As an alternate juror in the trial of Timothy McVeigh, Marlene Wichael was subjected to weeks of grisly testimony and horrifying photographs about the Oklahoma City bombing.
But seeing the actual site drove her weeping to her knees."I need to finally see and be in the site, actually standing on the grounds where it happened," Wichael, an elementary school teaching assistant from Thornton, Colo., said Saturday. "To know people lost their lives in that exact same spot."
Wichael was one of 16 jurors and alternate jurors who traveled to Oklahoma City to visit the bomb site and to meet survivors, relatives of victims and rescue workers.
The weekend was filled with emotion as jurors who had studied every detail of the blast finally met the people behind the stories.
At a ceremony near the elm tree that weathered the bombing, Gov. Frank Keating and state Attorney General Drew Edmondson lauded the jurors for professionalism and said they soothed Americans' cynicism about judges and juries.
"And you, ladies and gentlemen, as a result of your willingness to listen to the facts and apply the law to those facts with an open mind and a candid appraisal of those facts, restored our faith and America's faith in the criminal justice system," Keating said as an American flag on the plaza of the former Alfred P. Murrah Federal Building waved in the wind.

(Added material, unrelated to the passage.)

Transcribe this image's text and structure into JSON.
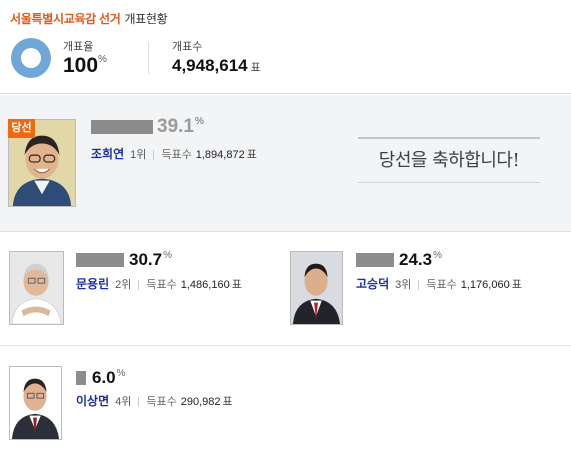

Not everyone felt the same way about the trip, which was paid for by a group made up of survivors and family members of victims.
Stephen Jones, who defended McVeigh in his federal trial, said earlier in the week that the visit suggested the trial was not a solemn judicial process, but "an emotional catharsis."
Before going into the still-standing garage at the bombing site, jurors were given long-stemmed red roses and pins in the shape of angels. On the bottom was the date of the bombing.
When they emerged onto the grassy field where the nine-story building once stood, several jurors shielded themselves from the 90-degree heat. Some bent and placed the roses in a line. Others lingered, wiping tears and hugging whomever was nearby.
Then they looked at mementos and notes on the chain-link fence that surrounds the site.
Diane Leonard, a victim coordinator in Edmondson's office whose husband, Don, died in the blast, told the jurors that survivors now realize they were not the only ones affected by the explosion.
"Over the last three years, we have learned that the true list of victims is endless," she said. "It includes you, the jurors and their families."
Jury foreman James Osgood spoke for the group as he did when the verdict was read.
"What first comes to mind is choices," he said. "Over three years ago, there were 168 people that lost their right to choice by someone who had a choice."